Best Brel!
Merilahti Kristiina | Finland | 09/16/2003
(5 out of 5 stars)

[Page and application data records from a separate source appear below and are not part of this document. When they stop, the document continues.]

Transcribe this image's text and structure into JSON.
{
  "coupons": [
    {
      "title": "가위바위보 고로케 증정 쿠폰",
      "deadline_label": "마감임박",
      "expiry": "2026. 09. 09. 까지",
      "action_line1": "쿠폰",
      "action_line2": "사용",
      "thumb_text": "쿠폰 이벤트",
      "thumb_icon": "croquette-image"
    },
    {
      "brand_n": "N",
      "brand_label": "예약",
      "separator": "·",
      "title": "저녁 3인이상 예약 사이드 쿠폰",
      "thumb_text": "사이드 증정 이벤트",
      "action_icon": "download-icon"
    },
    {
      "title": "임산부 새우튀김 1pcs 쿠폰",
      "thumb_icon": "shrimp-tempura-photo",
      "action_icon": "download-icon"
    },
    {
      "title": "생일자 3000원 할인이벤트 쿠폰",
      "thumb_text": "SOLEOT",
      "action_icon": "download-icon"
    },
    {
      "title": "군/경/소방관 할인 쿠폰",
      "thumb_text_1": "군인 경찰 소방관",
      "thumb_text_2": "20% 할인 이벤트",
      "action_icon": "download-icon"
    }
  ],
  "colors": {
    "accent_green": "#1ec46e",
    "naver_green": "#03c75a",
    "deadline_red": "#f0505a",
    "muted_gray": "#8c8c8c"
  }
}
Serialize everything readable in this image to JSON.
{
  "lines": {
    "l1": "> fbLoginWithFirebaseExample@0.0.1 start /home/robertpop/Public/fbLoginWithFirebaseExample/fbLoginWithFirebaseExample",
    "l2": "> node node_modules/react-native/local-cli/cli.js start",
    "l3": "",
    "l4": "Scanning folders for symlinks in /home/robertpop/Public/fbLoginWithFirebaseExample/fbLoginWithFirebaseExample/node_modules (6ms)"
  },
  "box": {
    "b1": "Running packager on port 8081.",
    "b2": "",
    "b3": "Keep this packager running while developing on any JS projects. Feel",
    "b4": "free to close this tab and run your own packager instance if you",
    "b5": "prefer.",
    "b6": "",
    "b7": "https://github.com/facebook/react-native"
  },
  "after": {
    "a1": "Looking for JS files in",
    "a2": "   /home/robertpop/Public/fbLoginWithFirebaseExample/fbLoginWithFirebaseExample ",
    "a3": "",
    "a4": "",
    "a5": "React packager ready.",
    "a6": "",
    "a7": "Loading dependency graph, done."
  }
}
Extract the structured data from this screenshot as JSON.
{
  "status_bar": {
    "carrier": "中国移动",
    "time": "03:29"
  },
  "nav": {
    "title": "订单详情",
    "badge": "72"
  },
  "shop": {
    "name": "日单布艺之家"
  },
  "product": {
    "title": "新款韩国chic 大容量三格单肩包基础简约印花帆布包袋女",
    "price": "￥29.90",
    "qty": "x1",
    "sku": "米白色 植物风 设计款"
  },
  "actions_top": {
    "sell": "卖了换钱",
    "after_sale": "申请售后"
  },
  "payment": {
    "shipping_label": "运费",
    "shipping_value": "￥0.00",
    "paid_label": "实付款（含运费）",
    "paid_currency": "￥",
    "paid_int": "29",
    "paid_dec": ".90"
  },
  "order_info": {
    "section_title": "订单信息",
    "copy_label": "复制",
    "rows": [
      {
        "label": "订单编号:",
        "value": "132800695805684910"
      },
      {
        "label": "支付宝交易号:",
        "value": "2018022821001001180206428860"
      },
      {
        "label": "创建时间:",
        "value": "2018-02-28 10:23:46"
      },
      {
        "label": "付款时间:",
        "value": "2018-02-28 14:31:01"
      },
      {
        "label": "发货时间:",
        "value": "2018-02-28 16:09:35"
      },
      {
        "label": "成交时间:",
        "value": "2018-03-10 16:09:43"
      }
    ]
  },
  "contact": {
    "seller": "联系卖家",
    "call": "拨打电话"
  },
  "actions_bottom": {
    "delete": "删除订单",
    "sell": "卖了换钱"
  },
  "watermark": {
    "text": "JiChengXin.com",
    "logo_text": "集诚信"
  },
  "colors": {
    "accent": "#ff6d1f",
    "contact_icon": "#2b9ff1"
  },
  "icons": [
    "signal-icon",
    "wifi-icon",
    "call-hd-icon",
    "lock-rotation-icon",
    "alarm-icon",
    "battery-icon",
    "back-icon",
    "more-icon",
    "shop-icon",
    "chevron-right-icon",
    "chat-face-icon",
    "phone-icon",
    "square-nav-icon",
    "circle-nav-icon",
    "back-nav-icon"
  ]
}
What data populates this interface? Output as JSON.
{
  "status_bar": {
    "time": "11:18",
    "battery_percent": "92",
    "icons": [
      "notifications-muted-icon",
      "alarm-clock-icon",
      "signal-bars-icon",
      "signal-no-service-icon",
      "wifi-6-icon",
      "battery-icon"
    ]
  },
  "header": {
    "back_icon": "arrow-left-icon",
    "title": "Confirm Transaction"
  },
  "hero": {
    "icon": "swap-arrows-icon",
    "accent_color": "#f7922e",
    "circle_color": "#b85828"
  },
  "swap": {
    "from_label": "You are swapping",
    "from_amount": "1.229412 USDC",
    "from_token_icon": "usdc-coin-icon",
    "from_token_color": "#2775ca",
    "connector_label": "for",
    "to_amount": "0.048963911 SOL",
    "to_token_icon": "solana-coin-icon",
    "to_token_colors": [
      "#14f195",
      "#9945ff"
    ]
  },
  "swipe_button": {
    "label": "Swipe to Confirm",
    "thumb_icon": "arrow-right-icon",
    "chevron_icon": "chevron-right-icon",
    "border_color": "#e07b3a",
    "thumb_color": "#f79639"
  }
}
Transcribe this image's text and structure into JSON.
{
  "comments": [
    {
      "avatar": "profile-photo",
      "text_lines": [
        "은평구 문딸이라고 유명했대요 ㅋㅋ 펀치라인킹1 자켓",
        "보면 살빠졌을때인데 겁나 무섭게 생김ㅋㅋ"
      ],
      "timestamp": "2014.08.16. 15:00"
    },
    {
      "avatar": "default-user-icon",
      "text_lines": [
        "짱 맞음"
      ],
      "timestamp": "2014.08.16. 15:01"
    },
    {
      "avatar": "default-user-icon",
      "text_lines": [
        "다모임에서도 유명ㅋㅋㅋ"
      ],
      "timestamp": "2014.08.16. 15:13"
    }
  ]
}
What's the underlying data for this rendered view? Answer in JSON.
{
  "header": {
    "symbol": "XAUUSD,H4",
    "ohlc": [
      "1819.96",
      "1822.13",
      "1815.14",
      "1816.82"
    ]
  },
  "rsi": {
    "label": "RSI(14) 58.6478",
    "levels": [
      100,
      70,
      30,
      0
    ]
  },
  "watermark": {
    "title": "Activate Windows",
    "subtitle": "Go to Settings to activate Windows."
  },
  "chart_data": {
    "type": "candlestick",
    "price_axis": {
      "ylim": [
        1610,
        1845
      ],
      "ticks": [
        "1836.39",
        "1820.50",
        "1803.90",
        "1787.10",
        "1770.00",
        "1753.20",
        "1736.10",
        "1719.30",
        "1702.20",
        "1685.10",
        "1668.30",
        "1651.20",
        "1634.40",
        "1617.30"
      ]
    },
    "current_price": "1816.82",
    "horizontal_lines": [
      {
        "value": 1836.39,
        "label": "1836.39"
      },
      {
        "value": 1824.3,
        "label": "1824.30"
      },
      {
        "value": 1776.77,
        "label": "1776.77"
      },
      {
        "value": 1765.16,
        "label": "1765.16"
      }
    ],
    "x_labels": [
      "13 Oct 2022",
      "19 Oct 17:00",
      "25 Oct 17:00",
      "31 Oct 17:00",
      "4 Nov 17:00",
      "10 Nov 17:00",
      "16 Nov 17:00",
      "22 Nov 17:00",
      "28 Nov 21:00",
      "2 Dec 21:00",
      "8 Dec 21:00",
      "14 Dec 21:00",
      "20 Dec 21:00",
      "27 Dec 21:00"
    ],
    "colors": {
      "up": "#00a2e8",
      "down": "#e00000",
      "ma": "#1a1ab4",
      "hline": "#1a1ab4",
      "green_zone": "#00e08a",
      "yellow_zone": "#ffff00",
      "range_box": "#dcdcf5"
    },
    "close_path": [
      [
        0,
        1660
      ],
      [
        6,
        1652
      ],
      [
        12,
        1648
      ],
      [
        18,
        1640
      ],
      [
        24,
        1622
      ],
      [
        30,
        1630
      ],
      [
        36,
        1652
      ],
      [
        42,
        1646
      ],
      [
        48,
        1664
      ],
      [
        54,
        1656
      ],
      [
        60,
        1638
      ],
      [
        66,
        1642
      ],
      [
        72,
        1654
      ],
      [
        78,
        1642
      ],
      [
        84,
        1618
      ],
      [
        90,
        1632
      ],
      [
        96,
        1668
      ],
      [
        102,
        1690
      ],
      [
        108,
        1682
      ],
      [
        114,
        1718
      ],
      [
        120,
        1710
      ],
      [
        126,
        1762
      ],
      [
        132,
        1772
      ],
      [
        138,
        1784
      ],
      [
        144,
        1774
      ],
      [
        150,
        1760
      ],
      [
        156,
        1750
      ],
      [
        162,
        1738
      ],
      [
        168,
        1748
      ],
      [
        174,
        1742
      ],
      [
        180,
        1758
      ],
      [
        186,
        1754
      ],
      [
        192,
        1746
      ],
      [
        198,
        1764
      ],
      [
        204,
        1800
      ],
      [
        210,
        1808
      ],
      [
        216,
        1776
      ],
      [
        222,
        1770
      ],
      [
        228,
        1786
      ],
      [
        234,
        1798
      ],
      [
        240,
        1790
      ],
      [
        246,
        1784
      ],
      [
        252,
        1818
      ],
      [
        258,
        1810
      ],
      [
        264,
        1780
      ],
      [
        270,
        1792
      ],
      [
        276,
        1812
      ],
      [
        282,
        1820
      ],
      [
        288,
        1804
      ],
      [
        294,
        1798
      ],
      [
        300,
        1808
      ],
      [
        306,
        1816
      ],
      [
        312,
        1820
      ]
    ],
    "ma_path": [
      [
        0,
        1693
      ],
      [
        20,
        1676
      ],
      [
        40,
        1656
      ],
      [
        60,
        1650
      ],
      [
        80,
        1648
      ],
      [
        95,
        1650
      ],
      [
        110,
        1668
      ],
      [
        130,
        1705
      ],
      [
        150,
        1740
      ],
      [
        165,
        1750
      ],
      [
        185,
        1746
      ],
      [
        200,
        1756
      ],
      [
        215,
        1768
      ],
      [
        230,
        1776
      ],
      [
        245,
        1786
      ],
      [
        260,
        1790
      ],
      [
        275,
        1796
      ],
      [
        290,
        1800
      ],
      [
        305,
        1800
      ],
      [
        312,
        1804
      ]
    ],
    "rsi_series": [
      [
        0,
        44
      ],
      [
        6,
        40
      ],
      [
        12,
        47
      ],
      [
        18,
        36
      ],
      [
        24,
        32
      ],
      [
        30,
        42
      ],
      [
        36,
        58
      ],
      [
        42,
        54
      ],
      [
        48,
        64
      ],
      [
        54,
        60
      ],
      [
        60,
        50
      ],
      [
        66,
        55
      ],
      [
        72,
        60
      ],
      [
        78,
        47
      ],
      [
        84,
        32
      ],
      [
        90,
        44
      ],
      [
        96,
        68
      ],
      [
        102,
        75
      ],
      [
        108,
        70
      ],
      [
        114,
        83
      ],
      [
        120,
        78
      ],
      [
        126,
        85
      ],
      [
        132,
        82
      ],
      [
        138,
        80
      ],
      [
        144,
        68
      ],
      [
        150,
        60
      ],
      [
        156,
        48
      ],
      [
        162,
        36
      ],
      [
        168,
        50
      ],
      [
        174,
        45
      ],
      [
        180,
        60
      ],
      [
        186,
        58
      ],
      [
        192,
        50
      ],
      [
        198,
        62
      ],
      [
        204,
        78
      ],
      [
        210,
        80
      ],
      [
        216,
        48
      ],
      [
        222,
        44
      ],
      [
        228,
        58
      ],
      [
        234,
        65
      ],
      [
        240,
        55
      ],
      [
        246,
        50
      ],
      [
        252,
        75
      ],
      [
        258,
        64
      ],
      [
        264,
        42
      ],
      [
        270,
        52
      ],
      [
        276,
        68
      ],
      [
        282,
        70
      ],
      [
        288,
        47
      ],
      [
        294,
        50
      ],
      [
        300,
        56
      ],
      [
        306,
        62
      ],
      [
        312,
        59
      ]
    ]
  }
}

"1961 Brel was at his best, the most famous ones of his songs had been done and he didn't suffer yet from his obsessive smoking, which later caused losing a big part of his lungs and finally his death in 1978. Listening to this it's easy to understand, why he moved so easily from singing to acting: these are plays, not songs, and Brel is the entire cast. He reigns the stage so, that you hardly notice the audience - but can feel their enthusiasm - or the music, which is excellent, though, the players clearly know how to work with Brel. In this collection you find such masterpieces as 'Quand on n'a que l'amour', 'Bourgeois' and (in my opinion) the best version of 'Ne me quitte pas'. Performing live Brel makes clear, that 'Ne me quitte pas' isn't just an infinitely beautiful song, but also very painful, even cruel. Towards the end he becomes just as small and weak and pathetic as in the lyrics - and for his next song performs 'Moribonde' with all the panache and audacity and power he had. 'Seasons in the sun' is - by the way - a horrible distortion of this song. This isn't a sentimental song, he says goodbye to his friends and enemies and to his wife's lover and his wife as someone, who is on top of the situation. 'And I want people to sing and dance and have fun like fools, when they drop me into the ditch' is about what he sings in the refrain. (Sorry if it isn't quite right, neither English nor French are my native languages...) And after that he goes on to 'Quand on n'a que l'amour', something completely different. Brel is at his best in 'Ivrogne' describing how and why the man gets drunk and drowns in his illusions - knowing them to be only illusions. His disappointment in life and in himself and people around him and the obstinate will to have fun and a moment of escape couldn't be better portrayed. 'Statue' is related to this, a man confessing what he really is, though people come and point at his statue saying noble things about him. 'I wish the children wouldn't look at me...' Maybe Brel was a swine in real life (of which I've never wanted to know much about) but he was never blind.This record shows what made him great, different from any other performers and songwriters. The first time I heard him I was confused and thought: this isn't really singing - though I can follow the tune, so he must be singing. It was always more."